Over the past decade and a half, the assembly election results of Chhattisgarh, Delhi, Madhya Pradesh, Rajasthan and Mizoram, which account for 75 LS seats, show that the winner in these states has not been able to convert it into a national trend and ended up on the losing side in the general elections. The reverse is also true. In November 1998, the Congress, which had lost the Lok Sabha elections barely 10 months earlier, swept to power in Delhi and Rajasthan and managed to retain MP.
The assembly elections, held in the backdrop of skyrocketing onion prices, made voters punish the then NDA government at the centre. A year later, in the 1999 Lok Sabha elections, the NDA did extremely well in Delhi, Madhya Pradesh and Rajasthan, winning a majority of the LS seats in these states.
In 2003, the Congress and the BJP were locked in a straight fight in four states. The BJP wrested Chhattisgarh, MP and Rajasthan. The Congress had to be content with Delhi. Buoyed by the resounding win in three of the four states, the NDA advanced the Lok Sabha elections by five months in 2004, but suffered a shock defeat in May that year.
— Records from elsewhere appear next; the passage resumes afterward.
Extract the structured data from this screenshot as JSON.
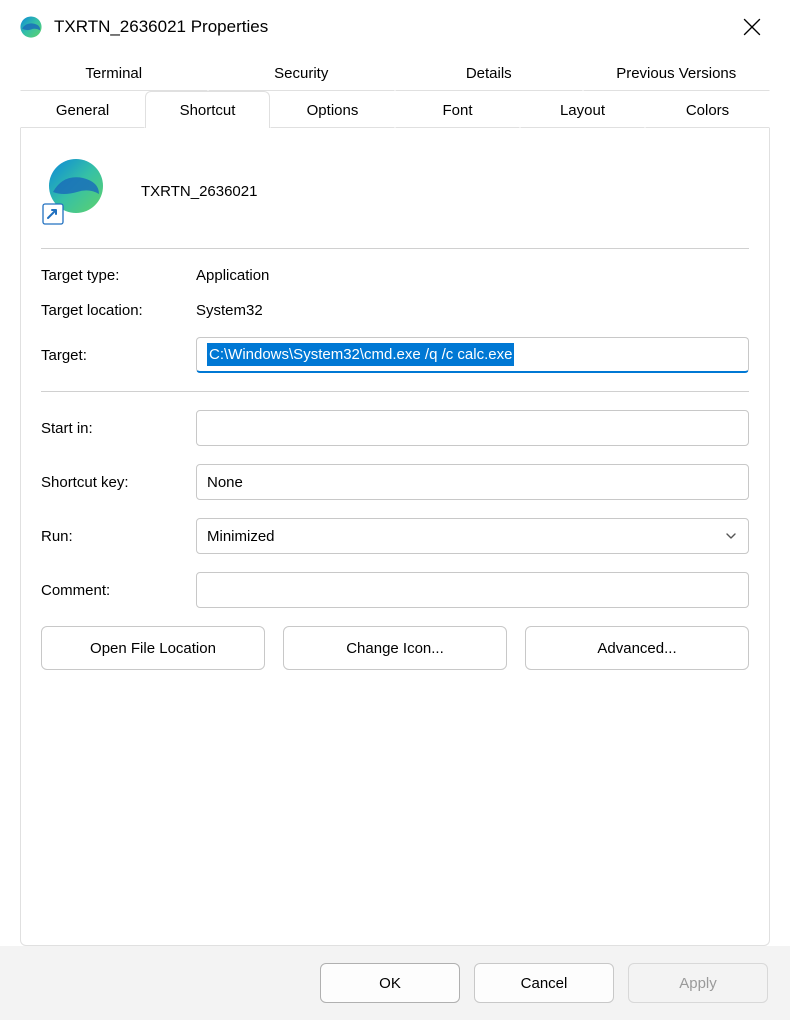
{
  "window": {
    "title": "TXRTN_2636021 Properties"
  },
  "tabsTop": [
    "Terminal",
    "Security",
    "Details",
    "Previous Versions"
  ],
  "tabsBottom": [
    "General",
    "Shortcut",
    "Options",
    "Font",
    "Layout",
    "Colors"
  ],
  "appName": "TXRTN_2636021",
  "fields": {
    "targetTypeLabel": "Target type:",
    "targetTypeValue": "Application",
    "targetLocationLabel": "Target location:",
    "targetLocationValue": "System32",
    "targetLabel": "Target:",
    "targetValue": "C:\\Windows\\System32\\cmd.exe /q /c calc.exe",
    "startInLabel": "Start in:",
    "startInValue": "",
    "shortcutKeyLabel": "Shortcut key:",
    "shortcutKeyValue": "None",
    "runLabel": "Run:",
    "runValue": "Minimized",
    "commentLabel": "Comment:",
    "commentValue": ""
  },
  "buttons": {
    "openFileLocation": "Open File Location",
    "changeIcon": "Change Icon...",
    "advanced": "Advanced...",
    "ok": "OK",
    "cancel": "Cancel",
    "apply": "Apply"
  }
}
Five years later in November 2008, these states went to polls under the shadow of the 26/11 Mumbai terror attacks. Chhattisgarh and MP were retained by the BJP; the Congress won Rajasthan, and scored a third consecutive win in the national capital.
In the Lok Sabha elections five months later in May 2009, the Congress-led UPA scored an emphatic victory. For the first time in two decades, the Congress crossed the 200-seat mark in the Lok Sabha; a result which showed that the assembly election results barely five months before may not have reflected the national trend.